Instructions to follow:
For the entries that follow, set down each one exactly and drop any pictures.

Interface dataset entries
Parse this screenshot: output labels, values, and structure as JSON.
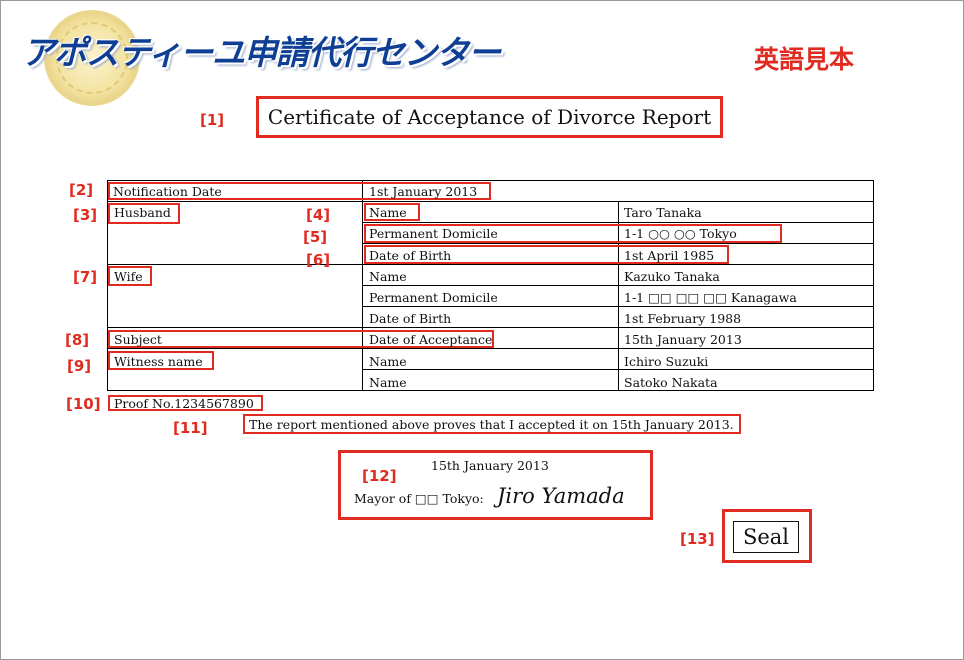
{
  "header": {
    "logo_text": "アポスティーユ申請代行センター",
    "sample_label": "英語見本"
  },
  "document": {
    "title": "Certificate of Acceptance of Divorce Report",
    "notification_date_label": "Notification Date",
    "notification_date_value": "1st January 2013",
    "husband_label": "Husband",
    "husband": {
      "name_label": "Name",
      "name": "Taro Tanaka",
      "domicile_label": "Permanent Domicile",
      "domicile": "1-1 ○○ ○○ Tokyo",
      "dob_label": "Date of Birth",
      "dob": "1st April 1985"
    },
    "wife_label": "Wife",
    "wife": {
      "name_label": "Name",
      "name": "Kazuko Tanaka",
      "domicile_label": "Permanent Domicile",
      "domicile": "1-1 □□ □□ □□ Kanagawa",
      "dob_label": "Date of Birth",
      "dob": "1st February 1988"
    },
    "subject_label": "Subject",
    "acceptance_label": "Date of Acceptance",
    "acceptance_date": "15th January 2013",
    "witness_label": "Witness name",
    "witnesses": [
      {
        "label": "Name",
        "value": "Ichiro Suzuki"
      },
      {
        "label": "Name",
        "value": "Satoko Nakata"
      }
    ],
    "proof_no": "Proof No.1234567890",
    "statement": "The report mentioned above proves that I accepted it on 15th January 2013.",
    "signature_date": "15th January 2013",
    "mayor_text": "Mayor of □□ Tokyo:",
    "mayor_signature": "Jiro Yamada",
    "seal_text": "Seal"
  },
  "markers": [
    "[1]",
    "[2]",
    "[3]",
    "[4]",
    "[5]",
    "[6]",
    "[7]",
    "[8]",
    "[9]",
    "[10]",
    "[11]",
    "[12]",
    "[13]"
  ],
  "colors": {
    "annotation": "#e02b20",
    "logo_blue": "#0f3f94",
    "border": "#000000"
  }
}
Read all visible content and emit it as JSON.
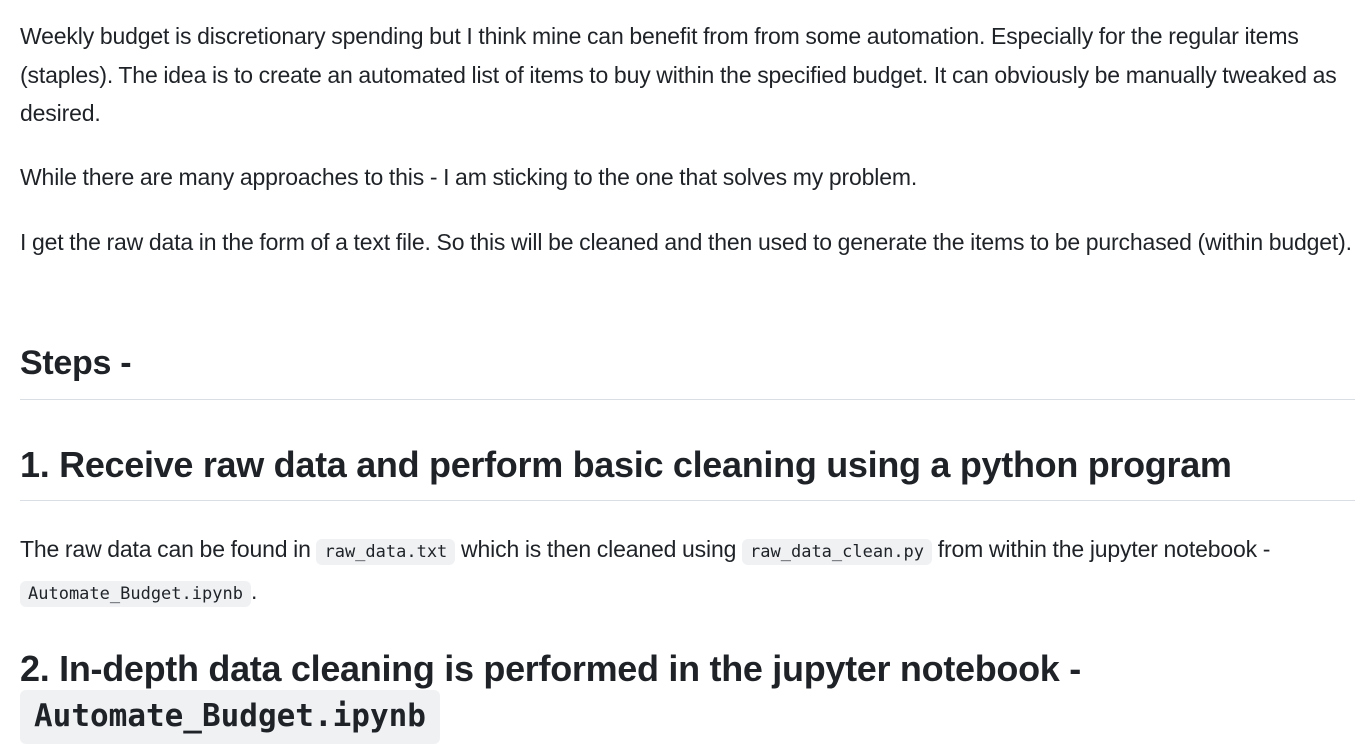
{
  "intro": {
    "paragraph1": "Weekly budget is discretionary spending but I think mine can benefit from from some automation. Especially for the regular items (staples). The idea is to create an automated list of items to buy within the specified budget. It can obviously be manually tweaked as desired.",
    "paragraph2": "While there are many approaches to this - I am sticking to the one that solves my problem.",
    "paragraph3": "I get the raw data in the form of a text file. So this will be cleaned and then used to generate the items to be purchased (within budget)."
  },
  "steps_heading": "Steps -",
  "step1": {
    "heading": "1. Receive raw data and perform basic cleaning using a python program",
    "text_before_code1": "The raw data can be found in ",
    "code1": "raw_data.txt",
    "text_between_codes": " which is then cleaned using ",
    "code2": "raw_data_clean.py",
    "text_before_code3": " from within the jupyter notebook - ",
    "code3": "Automate_Budget.ipynb",
    "text_end": "."
  },
  "step2": {
    "heading_text": "2. In-depth data cleaning is performed in the jupyter notebook -",
    "heading_code": "Automate_Budget.ipynb"
  }
}
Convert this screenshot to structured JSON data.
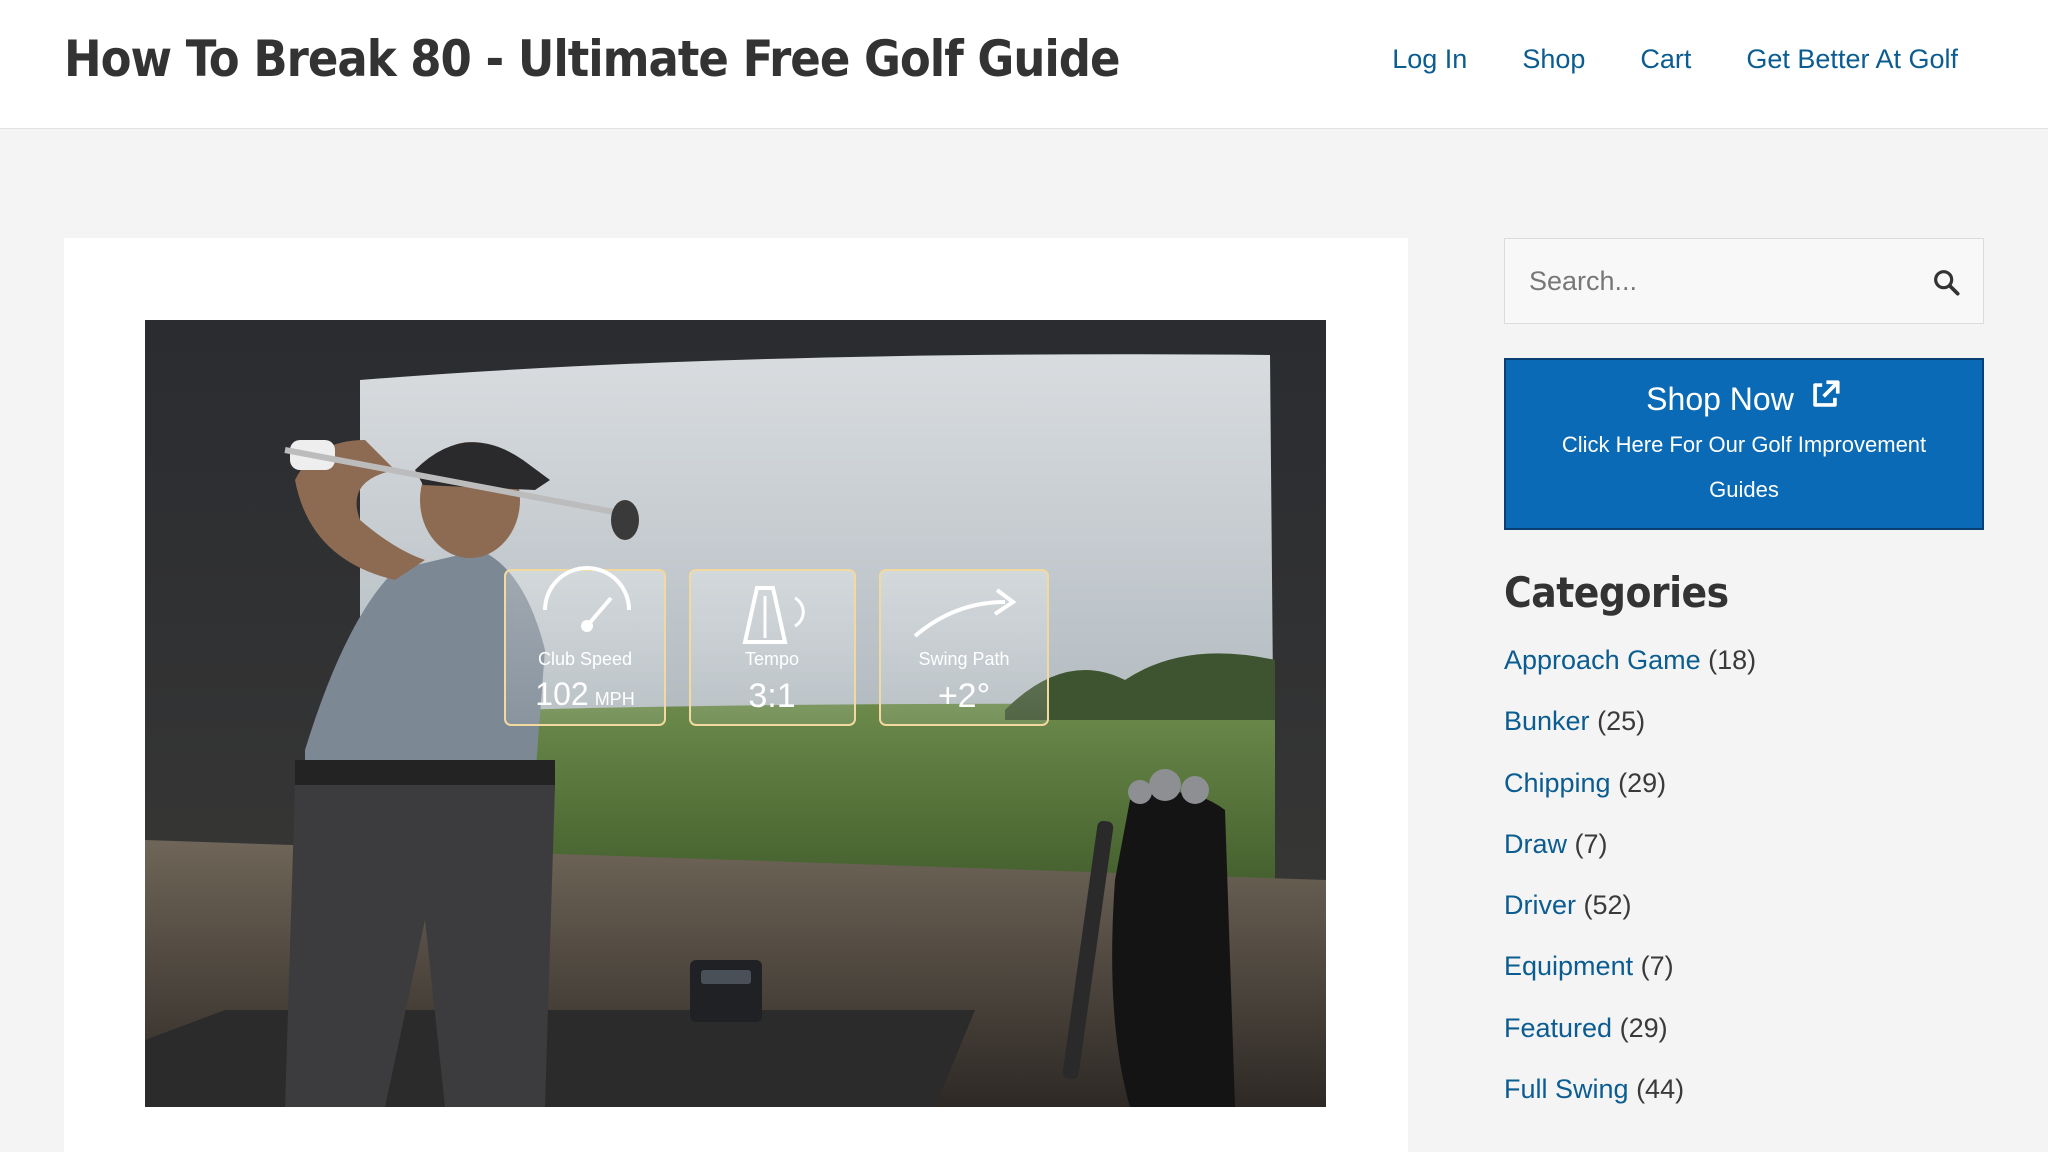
{
  "header": {
    "site_title": "How To Break 80 - Ultimate Free Golf Guide",
    "nav": [
      {
        "label": "Log In"
      },
      {
        "label": "Shop"
      },
      {
        "label": "Cart"
      },
      {
        "label": "Get Better At Golf"
      }
    ]
  },
  "hero": {
    "alt": "Golfer swinging in an indoor golf simulator",
    "metrics": [
      {
        "label": "Club Speed",
        "value": "102",
        "unit": "MPH",
        "icon": "speedometer-icon"
      },
      {
        "label": "Tempo",
        "value": "3:1",
        "unit": "",
        "icon": "metronome-icon"
      },
      {
        "label": "Swing Path",
        "value": "+2°",
        "unit": "",
        "icon": "trend-arrow-icon"
      }
    ]
  },
  "sidebar": {
    "search": {
      "placeholder": "Search...",
      "icon": "search-icon"
    },
    "shop": {
      "title": "Shop Now",
      "icon": "external-link-icon",
      "subtitle": "Click Here For Our Golf Improvement Guides"
    },
    "categories_heading": "Categories",
    "categories": [
      {
        "name": "Approach Game",
        "count": "(18)"
      },
      {
        "name": "Bunker",
        "count": "(25)"
      },
      {
        "name": "Chipping",
        "count": "(29)"
      },
      {
        "name": "Draw",
        "count": "(7)"
      },
      {
        "name": "Driver",
        "count": "(52)"
      },
      {
        "name": "Equipment",
        "count": "(7)"
      },
      {
        "name": "Featured",
        "count": "(29)"
      },
      {
        "name": "Full Swing",
        "count": "(44)"
      }
    ]
  },
  "colors": {
    "link": "#0a5c91",
    "shop_button": "#0a6ab5",
    "page_background": "#f4f4f4",
    "title_text": "#333333"
  }
}
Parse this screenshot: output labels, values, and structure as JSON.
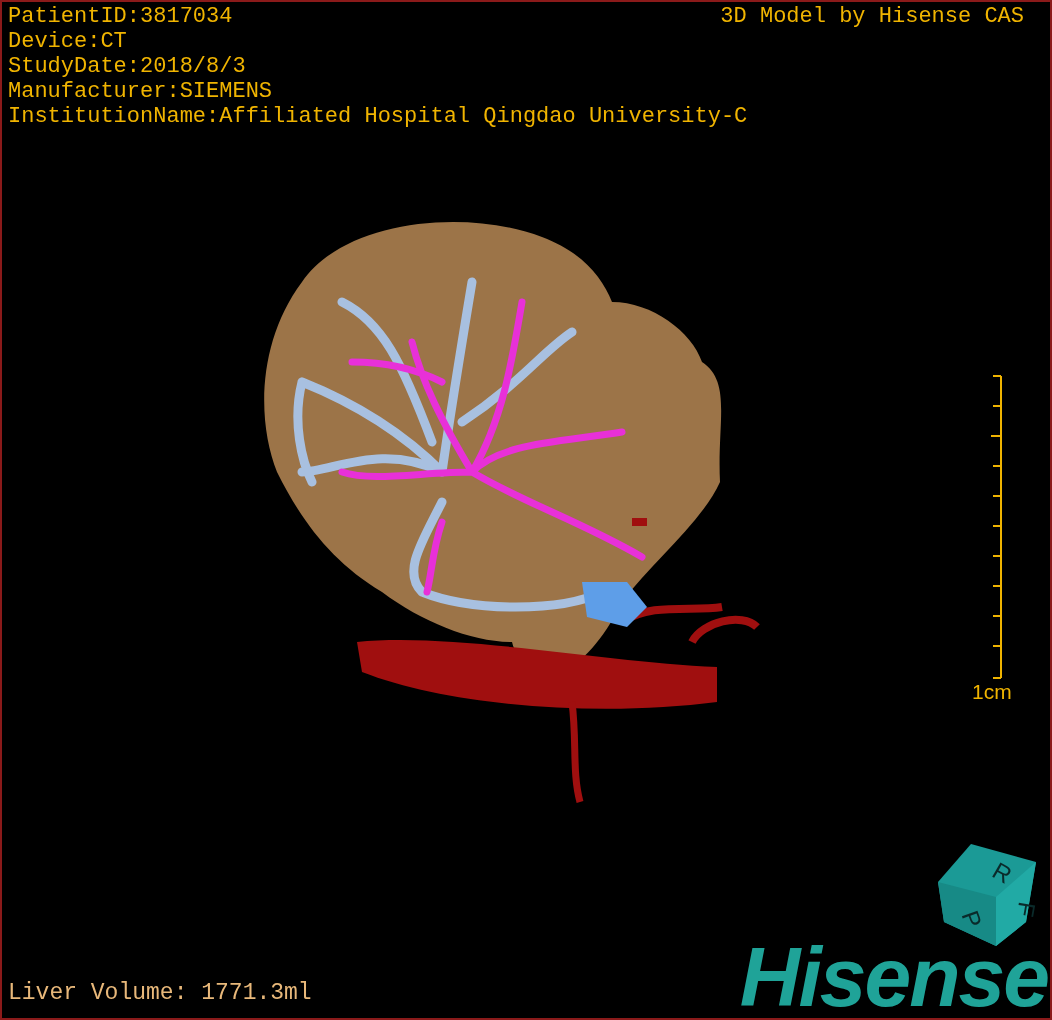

Response to this exercise:
Parse this screenshot: output labels, values, and structure as JSON.
{
  "header": {
    "logo_text": "アポスティーユ申請代行センター",
    "sample_label": "英語見本"
  },
  "document": {
    "title": "Certificate of Acceptance of Divorce Report",
    "notification_date_label": "Notification Date",
    "notification_date_value": "1st January 2013",
    "husband_label": "Husband",
    "husband": {
      "name_label": "Name",
      "name": "Taro Tanaka",
      "domicile_label": "Permanent Domicile",
      "domicile": "1-1 ○○ ○○ Tokyo",
      "dob_label": "Date of Birth",
      "dob": "1st April 1985"
    },
    "wife_label": "Wife",
    "wife": {
      "name_label": "Name",
      "name": "Kazuko Tanaka",
      "domicile_label": "Permanent Domicile",
      "domicile": "1-1 □□ □□ □□ Kanagawa",
      "dob_label": "Date of Birth",
      "dob": "1st February 1988"
    },
    "subject_label": "Subject",
    "acceptance_label": "Date of Acceptance",
    "acceptance_date": "15th January 2013",
    "witness_label": "Witness name",
    "witnesses": [
      {
        "label": "Name",
        "value": "Ichiro Suzuki"
      },
      {
        "label": "Name",
        "value": "Satoko Nakata"
      }
    ],
    "proof_no": "Proof No.1234567890",
    "statement": "The report mentioned above proves that I accepted it on 15th January 2013.",
    "signature_date": "15th January 2013",
    "mayor_text": "Mayor of □□ Tokyo:",
    "mayor_signature": "Jiro Yamada",
    "seal_text": "Seal"
  },
  "markers": [
    "[1]",
    "[2]",
    "[3]",
    "[4]",
    "[5]",
    "[6]",
    "[7]",
    "[8]",
    "[9]",
    "[10]",
    "[11]",
    "[12]",
    "[13]"
  ],
  "colors": {
    "annotation": "#e02b20",
    "logo_blue": "#0f3f94",
    "border": "#000000"
  }
}
Read all visible content and emit it as JSON.
{
  "intro": {
    "paragraph1": "Weekly budget is discretionary spending but I think mine can benefit from from some automation. Especially for the regular items (staples). The idea is to create an automated list of items to buy within the specified budget. It can obviously be manually tweaked as desired.",
    "paragraph2": "While there are many approaches to this - I am sticking to the one that solves my problem.",
    "paragraph3": "I get the raw data in the form of a text file. So this will be cleaned and then used to generate the items to be purchased (within budget)."
  },
  "steps_heading": "Steps -",
  "step1": {
    "heading": "1. Receive raw data and perform basic cleaning using a python program",
    "text_before_code1": "The raw data can be found in ",
    "code1": "raw_data.txt",
    "text_between_codes": " which is then cleaned using ",
    "code2": "raw_data_clean.py",
    "text_before_code3": " from within the jupyter notebook - ",
    "code3": "Automate_Budget.ipynb",
    "text_end": "."
  },
  "step2": {
    "heading_text": "2. In-depth data cleaning is performed in the jupyter notebook -",
    "heading_code": "Automate_Budget.ipynb"
  }
}
Convert this screenshot to structured JSON data.
{
  "header": {
    "site_title": "How To Break 80 - Ultimate Free Golf Guide",
    "nav": [
      {
        "label": "Log In"
      },
      {
        "label": "Shop"
      },
      {
        "label": "Cart"
      },
      {
        "label": "Get Better At Golf"
      }
    ]
  },
  "hero": {
    "alt": "Golfer swinging in an indoor golf simulator",
    "metrics": [
      {
        "label": "Club Speed",
        "value": "102",
        "unit": "MPH",
        "icon": "speedometer-icon"
      },
      {
        "label": "Tempo",
        "value": "3:1",
        "unit": "",
        "icon": "metronome-icon"
      },
      {
        "label": "Swing Path",
        "value": "+2°",
        "unit": "",
        "icon": "trend-arrow-icon"
      }
    ]
  },
  "sidebar": {
    "search": {
      "placeholder": "Search...",
      "icon": "search-icon"
    },
    "shop": {
      "title": "Shop Now",
      "icon": "external-link-icon",
      "subtitle": "Click Here For Our Golf Improvement Guides"
    },
    "categories_heading": "Categories",
    "categories": [
      {
        "name": "Approach Game",
        "count": "(18)"
      },
      {
        "name": "Bunker",
        "count": "(25)"
      },
      {
        "name": "Chipping",
        "count": "(29)"
      },
      {
        "name": "Draw",
        "count": "(7)"
      },
      {
        "name": "Driver",
        "count": "(52)"
      },
      {
        "name": "Equipment",
        "count": "(7)"
      },
      {
        "name": "Featured",
        "count": "(29)"
      },
      {
        "name": "Full Swing",
        "count": "(44)"
      }
    ]
  },
  "colors": {
    "link": "#0a5c91",
    "shop_button": "#0a6ab5",
    "page_background": "#f4f4f4",
    "title_text": "#333333"
  }
}
Parse this screenshot: output labels, values, and structure as JSON.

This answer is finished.